But I want to focus on another Hollywood participant, Sidney Poitier. Though much less overtly political than his friend Belafonte, Poitier too joined that symbolic march to the Lincoln Memorial. But it was his presence on the nation’s movie screens that really made the difference. On August 28, 1963, America had yet to see Lilies of the Field, the charming film that would net Poitier the first Best Actor Oscar ever won by a black man. But from 1950 onward, he had an unprecedented career as an African-American whom the world could accept as a full-fledged screen hero. True, some of his early roles were silly and melodramatic, as when he played Rau-Ru, the secret son of Clark Gable (yes, really!) in a Civil War melodrama called Band of Angels. But more typically he took on realistic roles with a large dollop of dignity. In his very first film, No Way Out, he was the noble Dr. Luther Brooks, who was hard-pressed to perform his medical duties because of the racists in his midst. And he gravitated toward portraying educated men -- doctors, lawyers, social workers, teachers -- throughout his career.
In 1955’s groundbreaking Blackboard Jungle, Poitier was an unruly high school student whose leadership qualities eventually came to the fore. But the role that sealed his reputation as a civil rights icon was, ironically, one that friends urged him not to play. In 1962’s The Defiant Ones, he shed his usual middle-class dignity to portray an escaped felon shackled to a white man (Tony Curtis). During their odyssey through the American South, both slowly and painfully discover tolerance . . . and even brotherly love. African-American novelist James Baldwin found the film’s ending an insulting nullification of the black man’s well-honed survival instincts. In a long essay on Hollywood called The Devil Makes Work, he noted that “liberal white audiences applauded when Sidney, at the end of the film, jumped off the train in order not to abandon his white buddy.” By contrast, said Baldwin, “the Harlem audience was outraged, and yelled, ‘Get back on the train, you fool!’”

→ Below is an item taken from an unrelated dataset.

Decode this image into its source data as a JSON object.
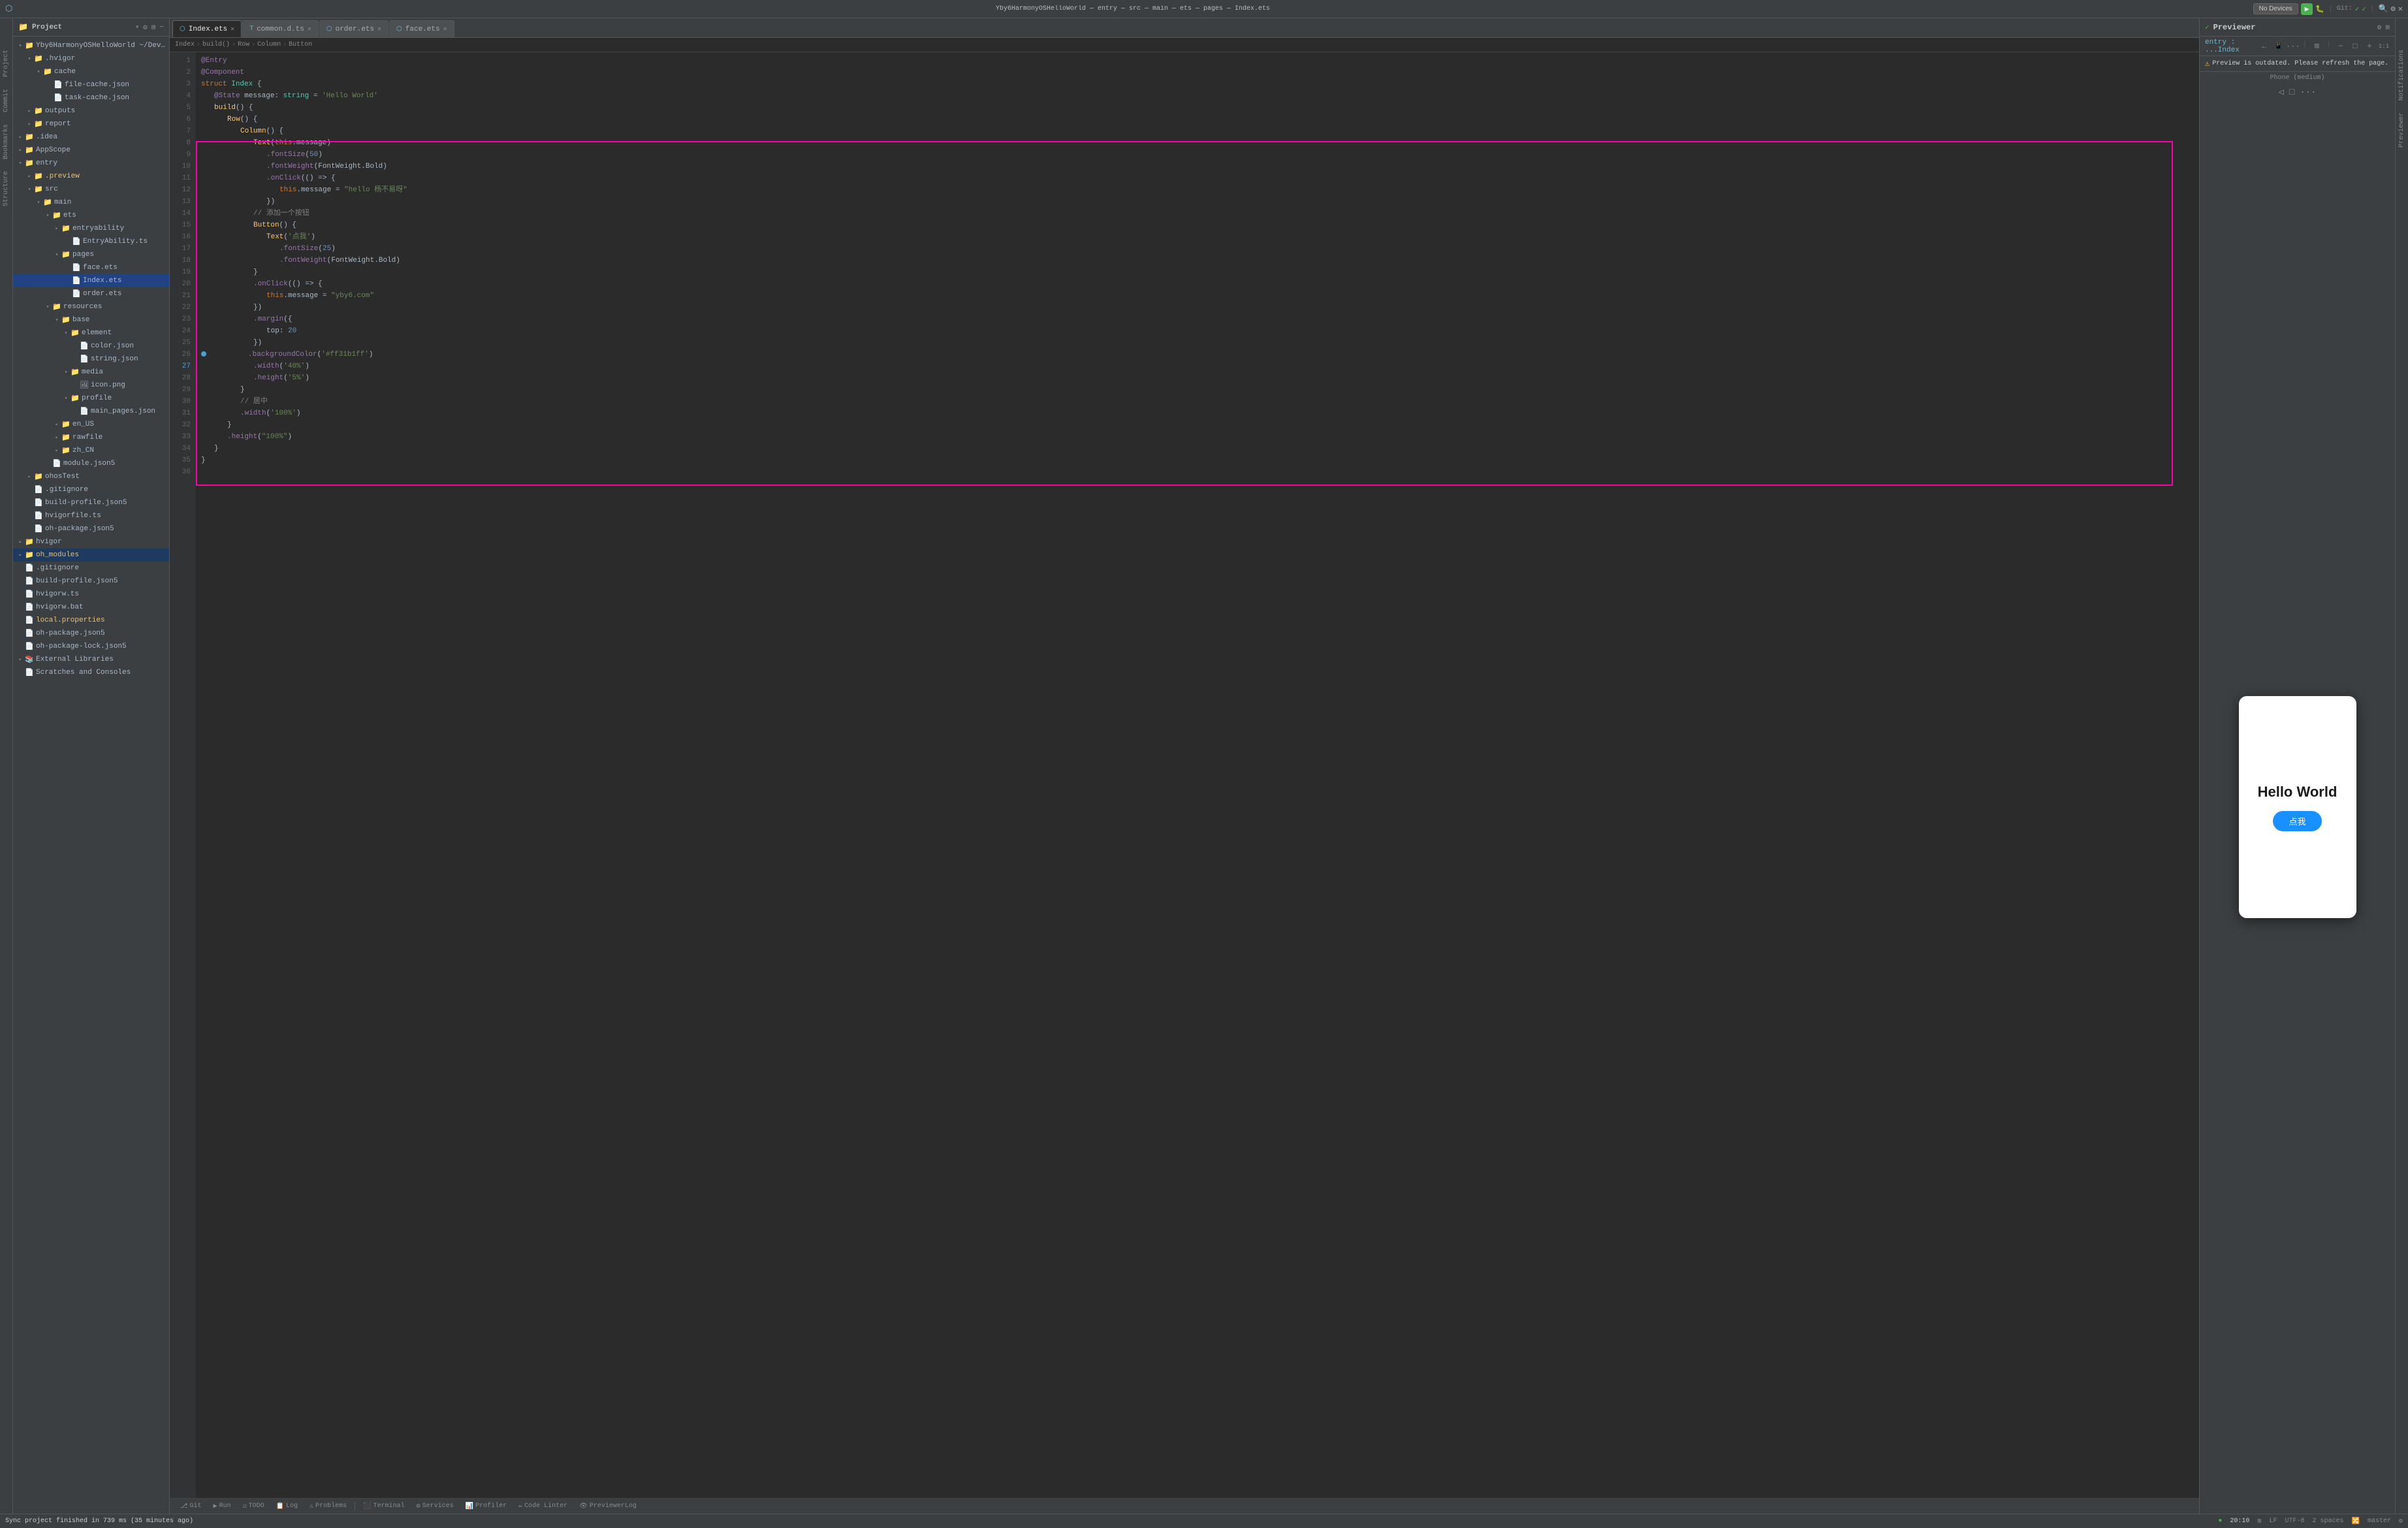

Though some black Americas may have been outraged, much of white America was happy to adopt Poitier as a symbol of future racial reconciliation. Part of the credit must go to director Stanley Kramer, who cast Poitier in this role, and then used him in two additional landmark films, Pressure Point and Guess Who’s Coming to Dinner. That’s why the increasingly reclusive Poitier showed up for the opening of the StanleyKramer Centennial celebration, and wrote a letter praising a man who “had the insight and courage to bring to the forefront social issues that were difficult to address, and commonly ignored, by the general public.”
Kramer had the courage of his convictions, but Poitier embodied those convictions on screen, showing America how to move ahead. Methinks we need him still.
|On opening night of the Stanley Kramer Centennial at the Billy Wilder Theater, Poitier poses with Karen Sharpe Kramer (left) and Kat Kramer|